(What is needed) Below are records; how many of their lines hold the string "title"? Reply with nothing but the number.
── Input data ──
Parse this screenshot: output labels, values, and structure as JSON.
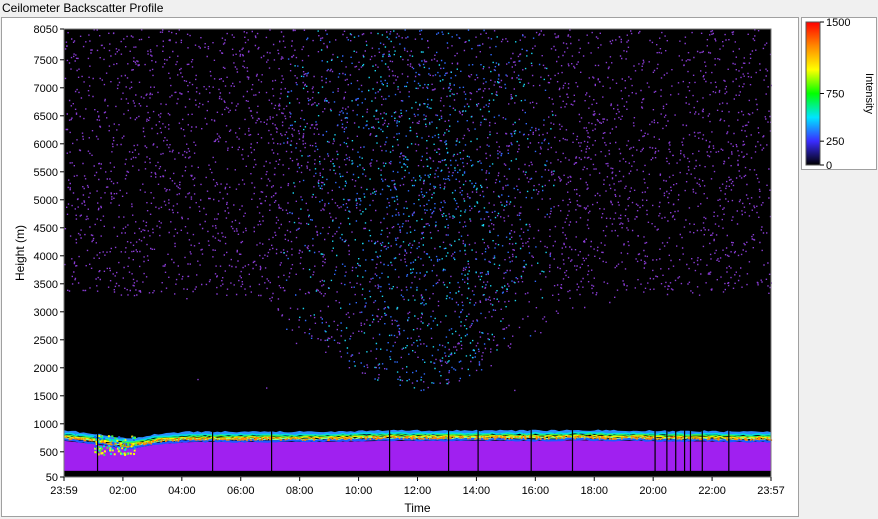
{
  "window": {
    "title": "Ceilometer Backscatter Profile"
  },
  "chart_data": {
    "type": "heatmap",
    "title": "",
    "xlabel": "Time",
    "ylabel": "Height (m)",
    "x_ticks": [
      "23:59",
      "02:00",
      "04:00",
      "06:00",
      "08:00",
      "10:00",
      "12:00",
      "14:00",
      "16:00",
      "18:00",
      "20:00",
      "22:00",
      "23:57"
    ],
    "y_ticks": [
      50,
      500,
      1000,
      1500,
      2000,
      2500,
      3000,
      3500,
      4000,
      4500,
      5000,
      5500,
      6000,
      6500,
      7000,
      7500,
      8050
    ],
    "ylim": [
      50,
      8050
    ],
    "xlim_hours": [
      -0.017,
      23.95
    ],
    "grid": false,
    "colorbar": {
      "label": "Intensity",
      "ticks": [
        0,
        250,
        750,
        1500
      ],
      "range": [
        0,
        1500
      ],
      "colors": [
        "#000000",
        "#3a2cff",
        "#00e5ff",
        "#00ff00",
        "#ffff00",
        "#ff8800",
        "#ff0000"
      ]
    },
    "features": {
      "boundary_layer_top_m": [
        880,
        820,
        730,
        830,
        860,
        860,
        860,
        860,
        860,
        870,
        880,
        880,
        880,
        880,
        880,
        880,
        890,
        880,
        880,
        870,
        870,
        860,
        860
      ],
      "strong_layer_base_m": 620,
      "strong_layer_color": "#a020f0",
      "aerosol_scatter_zone_m": [
        1600,
        8050
      ],
      "vertical_gaps_hours": [
        1.1,
        5.0,
        7.0,
        11.0,
        13.0,
        14.0,
        15.8,
        17.2,
        20.0,
        20.4,
        20.7,
        21.0,
        21.2,
        21.6,
        22.5
      ]
    }
  }
}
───
(Completed exercise) 2